Who would have thought that such an unappetizing waste could provide the gas to cook our next meal? Actually, using dried dung as fuel is nothing new. It has been used as an energy source for thousands of years in heating and cooking. Grazing animals left a lot of patties along the way and nomadic peoples needed fuels accessible as they traveled, not hauled with them.
But human waste, at least in modern times and most countries, is not generally considered a good source of fertilizer or fuel. It just seems wrong, even after being decontaminated of pathogens.

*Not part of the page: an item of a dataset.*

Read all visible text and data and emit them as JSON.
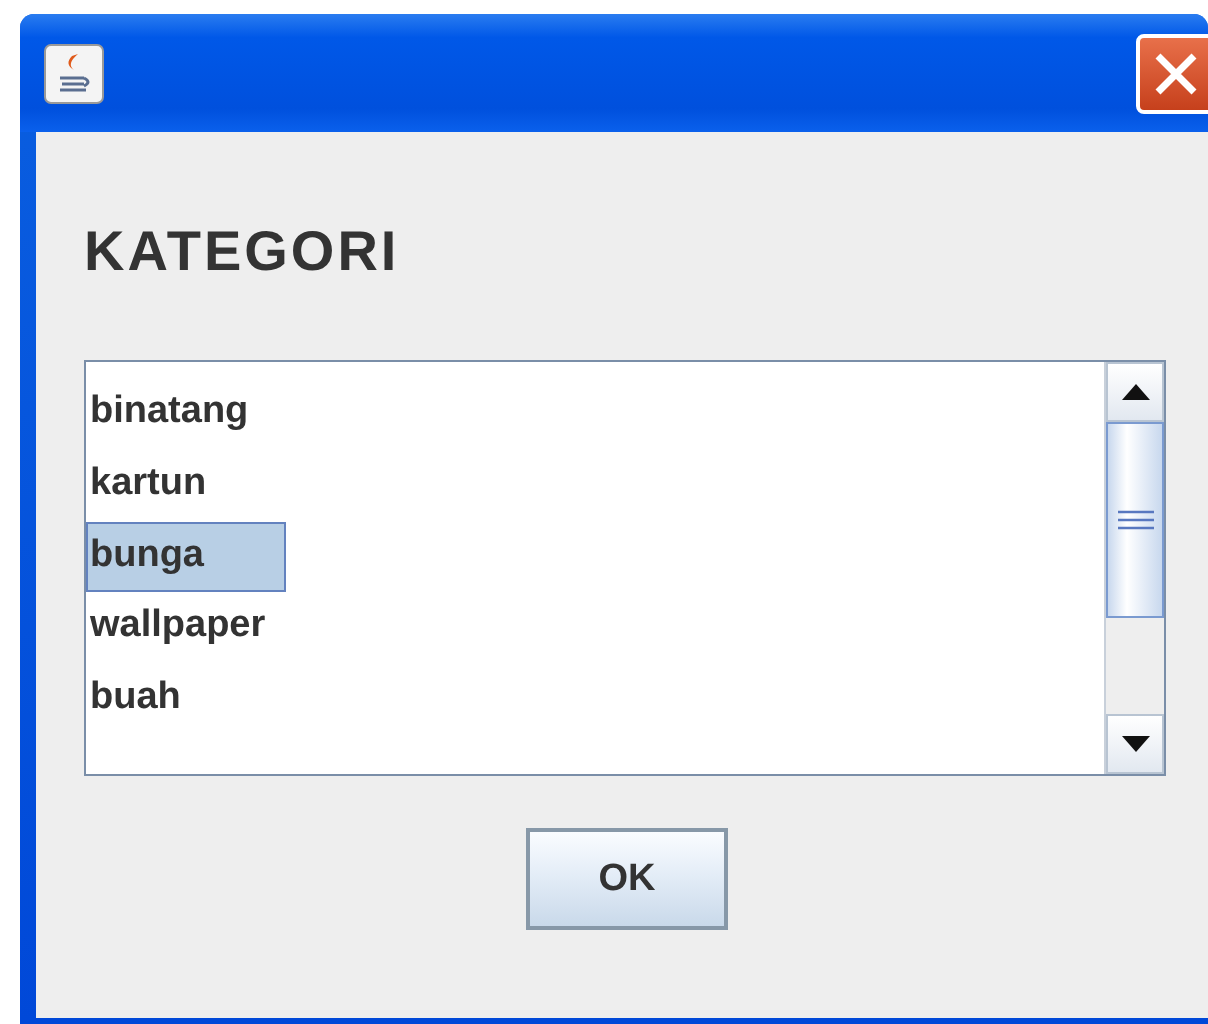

The current process of most city waste-water treatment plants is to oxygenate the liquids and solids that are flushed down toilets and sewers (after getting out the inorganic and undesirable things that should never have been flushed anyhow) so that the “clean” water can be dumped into rivers, streams and oceans. The remaining sludge is sometimes used as fertilizer and municipalities are delighted to be rid of it. There are varying opinions about whether the sludge can be free of toxins such as cleaning products and pharmaceutical drugs. But the methane gas released in the digestion process often goes into the air, contributing to climate change.
Using “biogas” produced from decomposing plant material is not uncommon on farms and small scale operations, often for running machinery and farm vehicles. Some water treatment facilities wisely use the gas to run the facility itself. But the large scale distribution of “bio-methane” from sewage treatment through city infrastructure to arrive as gas in U.K. homes is beginning to be a viable option. U.K. company, Severn Trent, the second largest publicly traded water company, uses the sludge from treating the waste of 2.5 million residents and feeds it into sixteen anaerobic digesters, which they refer to as “concrete cows,” to digest the sludge and “pass gas” for home consumption as “green gas.”
The U.K. company joins ranks with only a few others worldwide that dare to tap the power of poo for home methane use, though others have used it to generate electricity for distribution, such as the Washington, D.C. plant that powers 11,000 homes.
Bio-methane, whether generated from plants, dung, or people poo, can be a viable energy source to fuel our homes for cooking and heating, and to gas up our vehicles for mobility, while emitting 95% less carbon that contributes to greenhouse gas.
If this becomes a common source of energy in our future, how wonderful it will be that we can all eat, drink, and be merry, knowing that our end product will power our homes and cook our next meal instead of just being flushed down the commode. What a gas!